By prioritizing diversity and inclusion in medical school admissions, we can take a significant step towards addressing health disparities in the United States. Ensuring that the healthcare workforce is representative of the population it serves is essential in providing equitable and culturally competent care to all individuals, regardless of their background or socioeconomic status.


Emphasize longitudinal and interprofessional education to address health disparities

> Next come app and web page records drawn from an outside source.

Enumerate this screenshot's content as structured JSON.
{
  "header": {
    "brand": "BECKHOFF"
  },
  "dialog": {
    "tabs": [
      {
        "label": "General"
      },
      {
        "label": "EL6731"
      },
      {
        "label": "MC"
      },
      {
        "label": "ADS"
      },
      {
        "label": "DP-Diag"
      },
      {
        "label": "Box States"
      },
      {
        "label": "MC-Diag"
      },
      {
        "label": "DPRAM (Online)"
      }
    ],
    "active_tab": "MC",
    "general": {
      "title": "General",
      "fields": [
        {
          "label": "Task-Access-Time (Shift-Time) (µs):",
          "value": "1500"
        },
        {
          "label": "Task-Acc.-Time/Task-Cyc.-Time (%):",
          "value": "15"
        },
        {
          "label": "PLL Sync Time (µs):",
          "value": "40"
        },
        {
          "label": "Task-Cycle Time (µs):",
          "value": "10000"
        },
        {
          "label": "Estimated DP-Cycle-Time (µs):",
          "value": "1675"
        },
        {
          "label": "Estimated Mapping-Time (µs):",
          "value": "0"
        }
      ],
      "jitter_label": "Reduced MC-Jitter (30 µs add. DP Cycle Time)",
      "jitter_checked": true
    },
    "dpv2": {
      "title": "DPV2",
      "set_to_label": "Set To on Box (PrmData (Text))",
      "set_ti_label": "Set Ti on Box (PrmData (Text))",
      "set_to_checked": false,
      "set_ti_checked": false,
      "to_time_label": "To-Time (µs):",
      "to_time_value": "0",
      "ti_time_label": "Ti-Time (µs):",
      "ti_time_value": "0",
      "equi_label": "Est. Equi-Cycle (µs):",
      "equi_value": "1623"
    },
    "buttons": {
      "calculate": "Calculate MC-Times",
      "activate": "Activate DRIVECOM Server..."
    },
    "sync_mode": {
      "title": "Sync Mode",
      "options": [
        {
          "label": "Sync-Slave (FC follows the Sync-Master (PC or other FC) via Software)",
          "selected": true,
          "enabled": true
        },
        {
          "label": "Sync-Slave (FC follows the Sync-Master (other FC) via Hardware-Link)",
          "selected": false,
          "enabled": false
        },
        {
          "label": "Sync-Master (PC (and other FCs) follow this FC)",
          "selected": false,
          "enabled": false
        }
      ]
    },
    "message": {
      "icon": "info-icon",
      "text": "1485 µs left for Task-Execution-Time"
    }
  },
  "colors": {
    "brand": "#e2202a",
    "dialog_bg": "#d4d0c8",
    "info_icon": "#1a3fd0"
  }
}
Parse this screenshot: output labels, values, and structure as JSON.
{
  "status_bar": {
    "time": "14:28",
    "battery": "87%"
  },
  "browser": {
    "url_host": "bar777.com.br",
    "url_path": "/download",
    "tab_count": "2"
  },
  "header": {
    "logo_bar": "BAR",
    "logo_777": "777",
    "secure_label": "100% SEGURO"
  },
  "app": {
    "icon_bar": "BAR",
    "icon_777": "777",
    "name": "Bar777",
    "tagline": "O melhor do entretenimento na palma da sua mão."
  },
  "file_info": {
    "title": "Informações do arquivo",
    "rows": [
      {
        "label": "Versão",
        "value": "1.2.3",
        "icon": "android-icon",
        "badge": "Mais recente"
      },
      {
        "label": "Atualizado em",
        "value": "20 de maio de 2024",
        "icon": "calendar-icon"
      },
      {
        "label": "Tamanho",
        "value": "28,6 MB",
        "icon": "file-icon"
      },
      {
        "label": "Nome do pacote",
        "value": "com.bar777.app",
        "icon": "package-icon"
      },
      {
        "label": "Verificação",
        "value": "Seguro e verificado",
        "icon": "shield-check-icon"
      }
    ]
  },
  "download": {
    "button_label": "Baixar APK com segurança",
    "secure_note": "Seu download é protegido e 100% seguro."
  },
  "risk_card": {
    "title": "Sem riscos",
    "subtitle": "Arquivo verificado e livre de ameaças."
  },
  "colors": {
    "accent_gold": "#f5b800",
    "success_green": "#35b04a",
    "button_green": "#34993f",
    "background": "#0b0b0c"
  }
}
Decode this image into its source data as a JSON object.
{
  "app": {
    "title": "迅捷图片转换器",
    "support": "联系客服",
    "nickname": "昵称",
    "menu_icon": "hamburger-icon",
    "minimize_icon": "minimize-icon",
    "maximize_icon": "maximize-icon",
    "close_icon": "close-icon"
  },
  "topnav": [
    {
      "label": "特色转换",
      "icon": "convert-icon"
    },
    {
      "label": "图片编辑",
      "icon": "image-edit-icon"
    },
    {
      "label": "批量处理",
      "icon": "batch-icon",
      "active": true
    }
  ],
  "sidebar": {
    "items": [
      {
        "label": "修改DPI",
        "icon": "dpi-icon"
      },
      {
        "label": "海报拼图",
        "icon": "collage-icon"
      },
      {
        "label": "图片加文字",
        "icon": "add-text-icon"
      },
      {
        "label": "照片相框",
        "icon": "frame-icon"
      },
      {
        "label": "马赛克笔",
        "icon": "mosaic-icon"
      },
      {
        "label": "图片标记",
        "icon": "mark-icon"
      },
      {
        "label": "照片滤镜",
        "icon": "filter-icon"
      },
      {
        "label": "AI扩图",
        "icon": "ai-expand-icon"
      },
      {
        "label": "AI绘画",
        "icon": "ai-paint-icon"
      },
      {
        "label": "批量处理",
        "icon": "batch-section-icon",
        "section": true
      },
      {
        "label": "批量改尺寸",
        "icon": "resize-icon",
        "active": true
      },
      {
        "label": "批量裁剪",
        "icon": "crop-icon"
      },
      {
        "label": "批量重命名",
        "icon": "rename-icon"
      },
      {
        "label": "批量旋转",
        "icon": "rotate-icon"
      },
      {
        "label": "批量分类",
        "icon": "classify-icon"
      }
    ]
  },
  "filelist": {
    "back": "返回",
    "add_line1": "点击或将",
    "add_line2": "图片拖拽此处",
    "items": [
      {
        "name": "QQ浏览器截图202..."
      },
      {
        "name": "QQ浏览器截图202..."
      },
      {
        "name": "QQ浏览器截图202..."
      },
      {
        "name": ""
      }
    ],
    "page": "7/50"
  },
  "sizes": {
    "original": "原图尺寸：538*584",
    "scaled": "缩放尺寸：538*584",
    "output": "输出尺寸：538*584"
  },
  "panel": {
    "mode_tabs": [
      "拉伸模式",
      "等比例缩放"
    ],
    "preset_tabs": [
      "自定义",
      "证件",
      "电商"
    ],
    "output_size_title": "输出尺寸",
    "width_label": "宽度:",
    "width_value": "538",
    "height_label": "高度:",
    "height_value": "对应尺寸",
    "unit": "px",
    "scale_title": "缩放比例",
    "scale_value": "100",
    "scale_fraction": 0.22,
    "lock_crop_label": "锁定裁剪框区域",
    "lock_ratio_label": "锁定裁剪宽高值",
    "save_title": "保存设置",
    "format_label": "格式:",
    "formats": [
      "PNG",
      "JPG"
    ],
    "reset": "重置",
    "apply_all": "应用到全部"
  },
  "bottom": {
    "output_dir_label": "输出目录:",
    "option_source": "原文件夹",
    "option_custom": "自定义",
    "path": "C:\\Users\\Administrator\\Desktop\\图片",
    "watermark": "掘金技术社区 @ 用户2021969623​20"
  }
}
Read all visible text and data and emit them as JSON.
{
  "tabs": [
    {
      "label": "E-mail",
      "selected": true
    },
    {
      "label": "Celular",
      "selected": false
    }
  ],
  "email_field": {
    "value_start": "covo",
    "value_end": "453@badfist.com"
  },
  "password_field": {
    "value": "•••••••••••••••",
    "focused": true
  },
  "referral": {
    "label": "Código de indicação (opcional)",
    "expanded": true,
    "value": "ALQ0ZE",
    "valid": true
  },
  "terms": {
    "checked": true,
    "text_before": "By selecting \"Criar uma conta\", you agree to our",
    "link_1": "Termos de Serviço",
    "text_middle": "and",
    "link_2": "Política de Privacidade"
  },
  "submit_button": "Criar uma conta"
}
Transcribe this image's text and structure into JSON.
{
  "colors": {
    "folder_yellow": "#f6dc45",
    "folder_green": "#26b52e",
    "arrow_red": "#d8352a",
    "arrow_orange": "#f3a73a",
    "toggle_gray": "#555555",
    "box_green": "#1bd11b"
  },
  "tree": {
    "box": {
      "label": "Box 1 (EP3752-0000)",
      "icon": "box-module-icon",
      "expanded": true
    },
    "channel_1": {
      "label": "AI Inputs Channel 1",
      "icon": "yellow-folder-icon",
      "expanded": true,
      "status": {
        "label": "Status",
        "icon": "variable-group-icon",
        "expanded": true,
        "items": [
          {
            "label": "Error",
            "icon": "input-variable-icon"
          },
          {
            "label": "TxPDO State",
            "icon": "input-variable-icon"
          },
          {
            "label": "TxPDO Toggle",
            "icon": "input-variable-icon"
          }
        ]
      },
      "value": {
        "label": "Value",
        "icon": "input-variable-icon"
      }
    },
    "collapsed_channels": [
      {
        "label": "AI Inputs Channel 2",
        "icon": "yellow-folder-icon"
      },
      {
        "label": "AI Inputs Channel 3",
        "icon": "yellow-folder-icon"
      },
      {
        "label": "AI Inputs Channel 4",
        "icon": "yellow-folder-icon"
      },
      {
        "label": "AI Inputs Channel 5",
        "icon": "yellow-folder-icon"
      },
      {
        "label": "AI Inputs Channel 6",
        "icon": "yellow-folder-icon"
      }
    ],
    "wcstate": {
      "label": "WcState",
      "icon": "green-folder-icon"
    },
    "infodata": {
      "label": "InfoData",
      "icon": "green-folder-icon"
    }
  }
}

Continuity in medical education, particularly through longitudinal programs, can enhance students’ understanding of health disparities. Longitudinal programs involve ongoing engagement with underserved populations throughout the entire medical education journey. This approach allows students to develop a deeper understanding of the unique healthcare challenges faced by marginalized communities.
One effective way to implement longitudinal education is through community-based rotations, where medical students are placed in underserved areas for an extended period. This hands-on experience enables students to witness firsthand the social determinants of health and gain insight into the barriers faced by vulnerable populations.
To further enhance their understanding of health disparities, interprofessional education is crucial. Collaborative learning between medical, nursing, public health, and other healthcare students can improve the coordination and delivery of care to address health disparities.
By fostering teamwork and shared understanding, interprofessional education equips future healthcare professionals with the necessary skills to provide comprehensive and integrated care to diverse patient populations. It promotes effective communication, shared decision-making, and a patient-centered approach to healthcare.
To learn more about the importance of longitudinal education and interprofessional collaboration in addressing health disparities, you can visit the following authoritative sources:
National Center for Biotechnology Information (NCBI): The NCBI offers research articles and studies on the impact of longitudinal education and interprofessional collaboration on healthcare outcomes.
Association of American Medical Colleges (AAMC): The AAMC provides resources and publications on medical education, including the benefits of longitudinal programs and interprofessional learning in addressing health disparities.
By emphasizing longitudinal and interprofessional education, medical schools can prepare future healthcare providers to tackle health disparities effectively and contribute to creating a more equitable healthcare system.
National Center for Biotechnology Information (NCBI)
Association of American Medical Colleges (AAMC)

Category: Medical Schools